Why the SEPA direct debit is probably history.
A ruling by the ECJ is the death blow for the popular online direct debit.
Deutsche Bahn is to blame again. This time not only at the usual delays, this time the railroad has also a certain share in the fact that in the future there will be no more online direct debit. But others are really to blame. And once again, the EU does not look very good in this respect.
SEPA-VO vs. Geoblocking Regulation
The so-called SEPA regulation of 31. March 2012 should u.a. ensure that there is a single European market for cashless payments. This is actually a great thing, because it ensures that no customer is better or worse off than others in SEPA. Whether someone has an account in Italy or in France must not be a reason to reject payments from this customer and not to deliver to him. Also the selected payment method is not a reason for non-delivery. Whether an Italian wants to pay in a German online store by bank transfer or credit card should make no difference.
The SEPA REGULATION provides therefore – simplified spoken – that no EU citizen may be discriminated against when offering a payment method. The same offer must apply to all customers.
In addition, the so-called Geoblocking Regulation The new regulation stipulates that online merchants must deliver to customers from all EU countries. Individual countries may not be excluded from the outset by the merchant in its store.
However, the Geoblocking Regulation also contains an exception that allows merchants to restrict the possible payment methods in the absence of creditworthiness information. According to this, it should be possible to offer customers from certain countries, for example, only credit card payment as a possible payment method. So the two regulations contradict each other on this point.
Payment methods in the online store | Image: mohamed_hassan, pixabay.com, Pixabay License
Online direct debit
However, Deutsche Bahn referred to this exemption in the Geoblocking Regulation. So it allowed the popular SEPA direct debit only German customers. The background to this was that credit checks are considerably more expensive for customers from other countries. For example, a credit check on customers in Austria costs 15 times more than queries in this country. For this reason, Deutsche Bahn refused to allow foreign customers to pay by direct debit. So far so understandable.
However, an Austrian consumer protection association did not agree with this, citing the SEPA Regulation and Geoblocking Regulation, and sued Deutsche Bahn. The European Court of Justice (ECJ) followed now this opinion and judged finally. The Advocate General of the ECJ made this statement:
The requirement that a customer must be domiciled in a certain member state is tantamount to specifying the member state in which a payment account must be held.
Thus the practice of the railroad contradicts the discrimination ban in the SEPA area, according to the opinion of the ECJ.
According to this ruling, Deutsche Bahn and any other online merchant must offer the same payment options for all customers in the SEPA area. No matter where the respective customer is domiciled and no matter what the costs of any creditworthiness query entail.

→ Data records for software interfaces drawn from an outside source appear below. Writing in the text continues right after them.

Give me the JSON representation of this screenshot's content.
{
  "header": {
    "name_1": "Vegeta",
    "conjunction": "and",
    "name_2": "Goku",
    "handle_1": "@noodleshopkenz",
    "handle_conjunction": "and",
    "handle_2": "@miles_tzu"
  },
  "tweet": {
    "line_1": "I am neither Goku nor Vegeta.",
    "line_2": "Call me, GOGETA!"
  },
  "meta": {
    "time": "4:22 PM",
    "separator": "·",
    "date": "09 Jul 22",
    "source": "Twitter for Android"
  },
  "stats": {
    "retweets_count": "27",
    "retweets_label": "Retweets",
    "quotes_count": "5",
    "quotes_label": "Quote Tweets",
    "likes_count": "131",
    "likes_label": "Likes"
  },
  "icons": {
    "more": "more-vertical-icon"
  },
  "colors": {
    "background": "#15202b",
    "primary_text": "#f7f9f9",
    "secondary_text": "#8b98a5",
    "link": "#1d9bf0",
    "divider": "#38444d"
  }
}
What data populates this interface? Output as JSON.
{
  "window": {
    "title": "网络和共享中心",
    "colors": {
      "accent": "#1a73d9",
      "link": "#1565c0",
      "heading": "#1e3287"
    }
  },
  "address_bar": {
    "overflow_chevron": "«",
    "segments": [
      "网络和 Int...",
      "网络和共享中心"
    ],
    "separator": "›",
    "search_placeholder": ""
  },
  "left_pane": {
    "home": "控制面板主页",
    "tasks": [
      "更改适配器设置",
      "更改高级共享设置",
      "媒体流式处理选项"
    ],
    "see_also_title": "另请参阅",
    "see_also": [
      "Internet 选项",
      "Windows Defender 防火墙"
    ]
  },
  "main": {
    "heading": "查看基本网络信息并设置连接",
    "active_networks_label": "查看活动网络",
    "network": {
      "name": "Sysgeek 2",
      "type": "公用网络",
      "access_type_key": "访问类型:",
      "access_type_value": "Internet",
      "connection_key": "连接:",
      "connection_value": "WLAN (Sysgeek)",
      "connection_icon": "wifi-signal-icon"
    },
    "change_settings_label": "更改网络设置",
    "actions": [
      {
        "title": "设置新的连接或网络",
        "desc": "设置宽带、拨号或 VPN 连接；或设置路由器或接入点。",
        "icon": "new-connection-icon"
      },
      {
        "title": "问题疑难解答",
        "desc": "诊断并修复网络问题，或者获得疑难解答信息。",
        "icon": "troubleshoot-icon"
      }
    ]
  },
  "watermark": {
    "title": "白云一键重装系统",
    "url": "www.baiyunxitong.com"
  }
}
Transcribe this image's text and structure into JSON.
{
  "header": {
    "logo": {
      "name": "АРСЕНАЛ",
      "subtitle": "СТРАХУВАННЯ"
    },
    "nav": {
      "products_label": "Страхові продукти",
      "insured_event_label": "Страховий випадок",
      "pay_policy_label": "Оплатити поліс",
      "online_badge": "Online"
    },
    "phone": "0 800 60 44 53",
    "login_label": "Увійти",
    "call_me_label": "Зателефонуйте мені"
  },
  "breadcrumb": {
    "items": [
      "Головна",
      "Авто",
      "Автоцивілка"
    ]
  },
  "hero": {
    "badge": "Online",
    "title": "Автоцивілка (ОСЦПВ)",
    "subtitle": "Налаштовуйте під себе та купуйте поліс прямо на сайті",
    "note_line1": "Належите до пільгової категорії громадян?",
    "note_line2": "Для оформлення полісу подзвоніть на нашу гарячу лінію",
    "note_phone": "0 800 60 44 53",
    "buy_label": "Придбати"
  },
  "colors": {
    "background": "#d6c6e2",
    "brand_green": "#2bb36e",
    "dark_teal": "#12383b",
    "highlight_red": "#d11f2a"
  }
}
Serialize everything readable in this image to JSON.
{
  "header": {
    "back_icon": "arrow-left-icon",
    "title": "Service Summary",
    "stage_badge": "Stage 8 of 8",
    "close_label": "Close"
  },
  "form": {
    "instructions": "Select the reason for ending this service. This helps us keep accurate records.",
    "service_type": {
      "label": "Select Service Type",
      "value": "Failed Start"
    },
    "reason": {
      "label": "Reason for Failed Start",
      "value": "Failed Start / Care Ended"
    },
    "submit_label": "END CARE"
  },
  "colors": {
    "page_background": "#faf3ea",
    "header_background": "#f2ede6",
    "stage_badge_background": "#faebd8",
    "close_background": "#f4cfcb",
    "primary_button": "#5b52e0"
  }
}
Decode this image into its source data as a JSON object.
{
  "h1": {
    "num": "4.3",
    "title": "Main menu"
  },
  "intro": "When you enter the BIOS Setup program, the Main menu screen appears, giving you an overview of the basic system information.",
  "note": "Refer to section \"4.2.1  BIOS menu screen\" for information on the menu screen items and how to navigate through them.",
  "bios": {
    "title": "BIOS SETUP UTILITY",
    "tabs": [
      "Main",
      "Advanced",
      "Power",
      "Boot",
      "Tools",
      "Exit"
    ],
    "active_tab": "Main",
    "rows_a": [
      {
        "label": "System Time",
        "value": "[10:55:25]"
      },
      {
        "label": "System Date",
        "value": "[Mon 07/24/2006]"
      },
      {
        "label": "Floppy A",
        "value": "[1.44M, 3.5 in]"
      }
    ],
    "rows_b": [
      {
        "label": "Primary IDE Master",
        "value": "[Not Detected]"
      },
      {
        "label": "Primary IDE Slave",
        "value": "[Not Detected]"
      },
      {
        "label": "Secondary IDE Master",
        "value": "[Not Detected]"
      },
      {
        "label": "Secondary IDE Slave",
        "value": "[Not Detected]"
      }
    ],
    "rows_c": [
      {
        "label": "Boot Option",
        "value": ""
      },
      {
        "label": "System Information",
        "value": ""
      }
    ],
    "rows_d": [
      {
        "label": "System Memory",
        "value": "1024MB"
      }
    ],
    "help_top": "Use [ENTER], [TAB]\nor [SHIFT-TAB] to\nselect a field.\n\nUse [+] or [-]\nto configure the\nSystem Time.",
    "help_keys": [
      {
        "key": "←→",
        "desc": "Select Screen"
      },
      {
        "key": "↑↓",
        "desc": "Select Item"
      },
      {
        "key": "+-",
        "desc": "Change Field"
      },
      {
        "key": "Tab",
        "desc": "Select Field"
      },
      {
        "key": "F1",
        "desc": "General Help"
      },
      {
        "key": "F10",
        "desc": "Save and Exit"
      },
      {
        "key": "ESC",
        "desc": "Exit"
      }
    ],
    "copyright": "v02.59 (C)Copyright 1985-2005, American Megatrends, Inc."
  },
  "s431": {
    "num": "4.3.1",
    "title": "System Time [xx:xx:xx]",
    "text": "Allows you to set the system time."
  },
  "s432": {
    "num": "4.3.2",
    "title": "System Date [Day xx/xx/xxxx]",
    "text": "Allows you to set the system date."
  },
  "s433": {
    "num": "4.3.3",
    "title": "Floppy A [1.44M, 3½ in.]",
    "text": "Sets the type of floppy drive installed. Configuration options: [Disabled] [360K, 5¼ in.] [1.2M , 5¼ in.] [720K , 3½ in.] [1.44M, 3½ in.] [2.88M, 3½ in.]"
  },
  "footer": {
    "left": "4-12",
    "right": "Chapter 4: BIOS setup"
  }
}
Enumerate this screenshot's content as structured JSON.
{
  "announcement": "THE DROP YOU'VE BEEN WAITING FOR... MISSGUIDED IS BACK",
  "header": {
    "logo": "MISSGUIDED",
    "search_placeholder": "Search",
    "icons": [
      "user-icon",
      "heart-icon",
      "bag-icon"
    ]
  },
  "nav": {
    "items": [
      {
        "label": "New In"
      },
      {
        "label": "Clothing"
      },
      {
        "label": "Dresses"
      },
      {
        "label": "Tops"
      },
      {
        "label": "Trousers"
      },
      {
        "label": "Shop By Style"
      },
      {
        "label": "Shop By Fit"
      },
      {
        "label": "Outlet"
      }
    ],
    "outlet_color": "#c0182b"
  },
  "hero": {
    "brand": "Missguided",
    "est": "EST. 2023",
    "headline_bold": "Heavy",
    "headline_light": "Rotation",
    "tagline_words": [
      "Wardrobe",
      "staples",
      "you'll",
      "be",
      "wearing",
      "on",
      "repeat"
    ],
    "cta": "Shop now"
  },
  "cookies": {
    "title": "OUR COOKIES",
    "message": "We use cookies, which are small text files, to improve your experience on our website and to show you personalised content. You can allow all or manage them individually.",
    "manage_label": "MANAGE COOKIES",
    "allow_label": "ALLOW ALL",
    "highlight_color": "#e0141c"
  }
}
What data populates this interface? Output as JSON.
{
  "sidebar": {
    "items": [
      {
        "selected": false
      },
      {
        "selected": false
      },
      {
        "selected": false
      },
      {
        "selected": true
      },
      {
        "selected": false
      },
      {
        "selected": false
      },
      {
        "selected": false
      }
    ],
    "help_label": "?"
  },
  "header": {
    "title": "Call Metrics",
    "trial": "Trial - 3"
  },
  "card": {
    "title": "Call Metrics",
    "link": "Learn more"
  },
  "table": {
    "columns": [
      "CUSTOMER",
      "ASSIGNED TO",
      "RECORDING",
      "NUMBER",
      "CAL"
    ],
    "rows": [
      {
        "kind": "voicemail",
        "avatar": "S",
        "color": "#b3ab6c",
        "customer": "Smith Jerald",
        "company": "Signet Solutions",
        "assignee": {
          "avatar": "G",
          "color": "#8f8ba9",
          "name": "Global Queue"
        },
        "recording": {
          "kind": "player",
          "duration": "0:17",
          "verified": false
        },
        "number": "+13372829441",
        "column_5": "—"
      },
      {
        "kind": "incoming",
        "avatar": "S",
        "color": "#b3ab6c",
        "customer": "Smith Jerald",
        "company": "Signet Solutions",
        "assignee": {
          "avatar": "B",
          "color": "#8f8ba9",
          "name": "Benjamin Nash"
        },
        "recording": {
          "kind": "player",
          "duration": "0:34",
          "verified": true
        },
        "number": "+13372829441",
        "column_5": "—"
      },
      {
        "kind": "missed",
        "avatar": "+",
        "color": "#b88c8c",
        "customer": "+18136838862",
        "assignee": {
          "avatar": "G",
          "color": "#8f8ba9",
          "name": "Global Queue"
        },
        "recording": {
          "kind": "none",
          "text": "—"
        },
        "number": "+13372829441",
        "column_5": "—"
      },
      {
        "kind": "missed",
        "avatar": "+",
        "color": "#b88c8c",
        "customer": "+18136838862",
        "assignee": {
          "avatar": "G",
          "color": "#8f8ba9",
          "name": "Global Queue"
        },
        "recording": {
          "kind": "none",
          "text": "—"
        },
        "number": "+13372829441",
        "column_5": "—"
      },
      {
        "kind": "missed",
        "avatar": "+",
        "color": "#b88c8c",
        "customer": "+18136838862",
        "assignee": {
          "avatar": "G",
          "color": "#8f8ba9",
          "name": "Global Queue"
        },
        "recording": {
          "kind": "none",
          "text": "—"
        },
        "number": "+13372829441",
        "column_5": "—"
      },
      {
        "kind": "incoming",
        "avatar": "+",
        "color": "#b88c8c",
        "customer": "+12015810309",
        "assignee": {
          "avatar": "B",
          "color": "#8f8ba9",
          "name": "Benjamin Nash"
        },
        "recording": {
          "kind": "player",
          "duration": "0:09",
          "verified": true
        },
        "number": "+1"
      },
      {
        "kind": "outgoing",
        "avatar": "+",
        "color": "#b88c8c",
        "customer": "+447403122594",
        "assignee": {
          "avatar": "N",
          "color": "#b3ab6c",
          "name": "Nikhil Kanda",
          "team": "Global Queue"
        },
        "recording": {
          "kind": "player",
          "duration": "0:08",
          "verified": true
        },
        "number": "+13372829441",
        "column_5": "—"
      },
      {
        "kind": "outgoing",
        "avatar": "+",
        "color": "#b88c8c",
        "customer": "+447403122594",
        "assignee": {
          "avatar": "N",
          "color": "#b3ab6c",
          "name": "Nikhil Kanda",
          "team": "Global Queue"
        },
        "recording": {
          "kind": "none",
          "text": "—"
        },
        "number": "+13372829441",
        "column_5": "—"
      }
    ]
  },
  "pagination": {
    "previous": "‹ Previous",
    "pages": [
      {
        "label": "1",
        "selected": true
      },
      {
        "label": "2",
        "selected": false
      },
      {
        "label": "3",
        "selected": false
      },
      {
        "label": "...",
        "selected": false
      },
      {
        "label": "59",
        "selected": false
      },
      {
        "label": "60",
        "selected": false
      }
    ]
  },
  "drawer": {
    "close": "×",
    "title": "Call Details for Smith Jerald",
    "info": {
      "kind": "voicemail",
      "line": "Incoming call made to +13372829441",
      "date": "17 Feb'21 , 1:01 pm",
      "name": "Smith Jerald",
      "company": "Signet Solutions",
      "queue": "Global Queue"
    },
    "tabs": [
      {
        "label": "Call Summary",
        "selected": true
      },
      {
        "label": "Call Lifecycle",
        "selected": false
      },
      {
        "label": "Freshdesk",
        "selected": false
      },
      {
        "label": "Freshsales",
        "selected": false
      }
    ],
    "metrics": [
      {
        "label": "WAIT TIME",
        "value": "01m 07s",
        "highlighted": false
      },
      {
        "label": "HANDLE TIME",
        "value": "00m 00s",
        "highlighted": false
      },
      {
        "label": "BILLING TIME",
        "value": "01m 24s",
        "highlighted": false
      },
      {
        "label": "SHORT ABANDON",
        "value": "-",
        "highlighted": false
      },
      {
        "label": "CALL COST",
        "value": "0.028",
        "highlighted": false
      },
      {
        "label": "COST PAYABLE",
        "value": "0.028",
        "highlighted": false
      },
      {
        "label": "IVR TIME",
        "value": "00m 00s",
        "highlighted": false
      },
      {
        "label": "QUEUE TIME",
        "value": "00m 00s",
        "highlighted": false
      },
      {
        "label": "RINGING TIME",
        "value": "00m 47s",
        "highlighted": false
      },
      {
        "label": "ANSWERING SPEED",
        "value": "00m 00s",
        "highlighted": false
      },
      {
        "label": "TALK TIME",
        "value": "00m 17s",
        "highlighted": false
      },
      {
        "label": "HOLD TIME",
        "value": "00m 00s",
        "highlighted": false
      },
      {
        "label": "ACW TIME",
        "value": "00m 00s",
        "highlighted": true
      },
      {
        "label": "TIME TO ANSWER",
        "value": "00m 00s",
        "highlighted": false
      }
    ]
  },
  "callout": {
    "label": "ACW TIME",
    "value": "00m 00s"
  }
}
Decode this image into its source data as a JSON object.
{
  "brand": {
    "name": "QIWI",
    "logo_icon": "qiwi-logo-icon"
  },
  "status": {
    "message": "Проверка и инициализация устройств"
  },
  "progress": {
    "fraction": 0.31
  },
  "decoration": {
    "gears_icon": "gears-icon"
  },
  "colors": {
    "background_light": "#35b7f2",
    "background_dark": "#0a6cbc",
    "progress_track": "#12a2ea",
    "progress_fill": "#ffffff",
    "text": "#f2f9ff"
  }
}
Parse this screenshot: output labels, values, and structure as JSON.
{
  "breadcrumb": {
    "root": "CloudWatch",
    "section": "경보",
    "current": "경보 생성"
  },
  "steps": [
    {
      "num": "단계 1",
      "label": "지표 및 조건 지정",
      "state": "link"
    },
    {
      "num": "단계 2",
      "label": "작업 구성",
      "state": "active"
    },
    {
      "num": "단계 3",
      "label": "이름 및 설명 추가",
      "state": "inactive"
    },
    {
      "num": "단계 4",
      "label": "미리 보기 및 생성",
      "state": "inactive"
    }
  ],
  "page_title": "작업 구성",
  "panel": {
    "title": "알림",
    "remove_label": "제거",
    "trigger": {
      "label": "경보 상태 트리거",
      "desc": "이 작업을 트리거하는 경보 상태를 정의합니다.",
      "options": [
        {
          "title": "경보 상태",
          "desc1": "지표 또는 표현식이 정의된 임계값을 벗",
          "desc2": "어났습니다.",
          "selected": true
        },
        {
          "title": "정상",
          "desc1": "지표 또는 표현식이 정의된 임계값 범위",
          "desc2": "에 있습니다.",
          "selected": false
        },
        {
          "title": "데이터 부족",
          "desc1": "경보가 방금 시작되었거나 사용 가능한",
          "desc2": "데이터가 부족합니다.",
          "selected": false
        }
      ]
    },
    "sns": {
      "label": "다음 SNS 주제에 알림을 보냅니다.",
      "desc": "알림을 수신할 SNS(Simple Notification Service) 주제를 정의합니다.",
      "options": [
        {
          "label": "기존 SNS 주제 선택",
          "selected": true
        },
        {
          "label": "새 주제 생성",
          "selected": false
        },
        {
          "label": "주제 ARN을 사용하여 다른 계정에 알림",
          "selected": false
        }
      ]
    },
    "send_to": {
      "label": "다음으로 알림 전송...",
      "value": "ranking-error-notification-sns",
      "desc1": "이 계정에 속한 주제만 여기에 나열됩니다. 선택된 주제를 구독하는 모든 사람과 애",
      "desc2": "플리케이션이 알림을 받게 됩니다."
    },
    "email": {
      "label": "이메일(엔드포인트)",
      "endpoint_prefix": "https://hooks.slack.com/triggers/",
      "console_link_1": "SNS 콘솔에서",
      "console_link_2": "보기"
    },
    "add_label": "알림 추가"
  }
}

This means that the direct debit payment option is dead, at least in online trading. Because the direct debit option can either only be offered to all customers or to none at all. Due to the partly exorbitantly high costs, probably most dealers will not offer the debit note in the future any longer. As direct debiting is very popular in Germany, this can lead to some annoyance among customers and ultimately to a drop in sales.
The Advocate General of the ECJ, Szpunar remarked smugly:
No dealer is forced in Europe to the on-line trade.
If this is really the opinion of the entire ECJ and the relevant bodies of the EU, then good night online trading.